Every record must appear in the response exactly as given.

App and web page records
== Segment start ==
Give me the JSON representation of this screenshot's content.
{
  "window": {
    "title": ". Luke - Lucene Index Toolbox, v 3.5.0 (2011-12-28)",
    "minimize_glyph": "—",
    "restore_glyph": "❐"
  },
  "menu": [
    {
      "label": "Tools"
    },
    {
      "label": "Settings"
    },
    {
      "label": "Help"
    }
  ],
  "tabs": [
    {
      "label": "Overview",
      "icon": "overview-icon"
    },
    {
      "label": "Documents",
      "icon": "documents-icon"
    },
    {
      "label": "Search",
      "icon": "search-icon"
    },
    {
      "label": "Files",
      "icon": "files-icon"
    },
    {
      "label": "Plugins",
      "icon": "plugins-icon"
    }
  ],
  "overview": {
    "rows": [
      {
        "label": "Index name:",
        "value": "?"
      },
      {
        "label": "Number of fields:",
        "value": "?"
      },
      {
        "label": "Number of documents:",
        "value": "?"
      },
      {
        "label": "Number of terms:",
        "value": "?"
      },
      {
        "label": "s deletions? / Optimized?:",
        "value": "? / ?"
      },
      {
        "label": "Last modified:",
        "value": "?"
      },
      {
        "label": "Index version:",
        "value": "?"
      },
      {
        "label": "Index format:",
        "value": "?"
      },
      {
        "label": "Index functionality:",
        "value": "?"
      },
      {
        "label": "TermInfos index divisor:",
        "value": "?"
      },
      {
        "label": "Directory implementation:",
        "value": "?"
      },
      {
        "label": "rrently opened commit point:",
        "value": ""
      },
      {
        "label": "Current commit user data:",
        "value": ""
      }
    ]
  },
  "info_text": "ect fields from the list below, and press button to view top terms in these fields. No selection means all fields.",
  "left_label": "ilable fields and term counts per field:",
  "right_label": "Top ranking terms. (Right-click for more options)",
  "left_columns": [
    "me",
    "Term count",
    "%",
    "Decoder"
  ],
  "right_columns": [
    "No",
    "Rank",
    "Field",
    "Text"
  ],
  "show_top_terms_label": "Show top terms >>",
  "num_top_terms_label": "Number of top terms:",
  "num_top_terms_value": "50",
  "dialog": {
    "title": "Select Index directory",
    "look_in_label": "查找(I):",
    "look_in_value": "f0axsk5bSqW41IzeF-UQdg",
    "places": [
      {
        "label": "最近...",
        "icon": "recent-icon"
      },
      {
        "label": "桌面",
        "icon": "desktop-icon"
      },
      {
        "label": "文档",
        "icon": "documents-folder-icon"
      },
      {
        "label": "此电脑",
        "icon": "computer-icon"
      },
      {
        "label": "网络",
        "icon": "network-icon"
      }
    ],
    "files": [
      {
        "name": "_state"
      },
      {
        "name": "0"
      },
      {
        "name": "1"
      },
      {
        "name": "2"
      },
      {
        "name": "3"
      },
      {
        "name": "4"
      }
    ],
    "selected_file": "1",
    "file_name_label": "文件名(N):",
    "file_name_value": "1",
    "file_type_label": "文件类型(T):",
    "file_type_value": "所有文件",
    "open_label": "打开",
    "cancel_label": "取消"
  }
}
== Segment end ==
▶ [Problem solution]
Give me the JSON representation of this screenshot's content.
{
  "window": {
    "title": ". Luke - Lucene Index Toolbox, v 3.5.0 (2011-12-28)",
    "minimize_glyph": "—",
    "restore_glyph": "❐"
  },
  "menu": [
    {
      "label": "Tools"
    },
    {
      "label": "Settings"
    },
    {
      "label": "Help"
    }
  ],
  "tabs": [
    {
      "label": "Overview",
      "icon": "overview-icon"
    },
    {
      "label": "Documents",
      "icon": "documents-icon"
    },
    {
      "label": "Search",
      "icon": "search-icon"
    },
    {
      "label": "Files",
      "icon": "files-icon"
    },
    {
      "label": "Plugins",
      "icon": "plugins-icon"
    }
  ],
  "overview": {
    "rows": [
      {
        "label": "Index name:",
        "value": "?"
      },
      {
        "label": "Number of fields:",
        "value": "?"
      },
      {
        "label": "Number of documents:",
        "value": "?"
      },
      {
        "label": "Number of terms:",
        "value": "?"
      },
      {
        "label": "s deletions? / Optimized?:",
        "value": "? / ?"
      },
      {
        "label": "Last modified:",
        "value": "?"
      },
      {
        "label": "Index version:",
        "value": "?"
      },
      {
        "label": "Index format:",
        "value": "?"
      },
      {
        "label": "Index functionality:",
        "value": "?"
      },
      {
        "label": "TermInfos index divisor:",
        "value": "?"
      },
      {
        "label": "Directory implementation:",
        "value": "?"
      },
      {
        "label": "rrently opened commit point:",
        "value": ""
      },
      {
        "label": "Current commit user data:",
        "value": ""
      }
    ]
  },
  "info_text": "ect fields from the list below, and press button to view top terms in these fields. No selection means all fields.",
  "left_label": "ilable fields and term counts per field:",
  "right_label": "Top ranking terms. (Right-click for more options)",
  "left_columns": [
    "me",
    "Term count",
    "%",
    "Decoder"
  ],
  "right_columns": [
    "No",
    "Rank",
    "Field",
    "Text"
  ],
  "show_top_terms_label": "Show top terms >>",
  "num_top_terms_label": "Number of top terms:",
  "num_top_terms_value": "50",
  "dialog": {
    "title": "Select Index directory",
    "look_in_label": "查找(I):",
    "look_in_value": "f0axsk5bSqW41IzeF-UQdg",
    "places": [
      {
        "label": "最近...",
        "icon": "recent-icon"
      },
      {
        "label": "桌面",
        "icon": "desktop-icon"
      },
      {
        "label": "文档",
        "icon": "documents-folder-icon"
      },
      {
        "label": "此电脑",
        "icon": "computer-icon"
      },
      {
        "label": "网络",
        "icon": "network-icon"
      }
    ],
    "files": [
      {
        "name": "_state"
      },
      {
        "name": "0"
      },
      {
        "name": "1"
      },
      {
        "name": "2"
      },
      {
        "name": "3"
      },
      {
        "name": "4"
      }
    ],
    "selected_file": "1",
    "file_name_label": "文件名(N):",
    "file_name_value": "1",
    "file_type_label": "文件类型(T):",
    "file_type_value": "所有文件",
    "open_label": "打开",
    "cancel_label": "取消"
  }
}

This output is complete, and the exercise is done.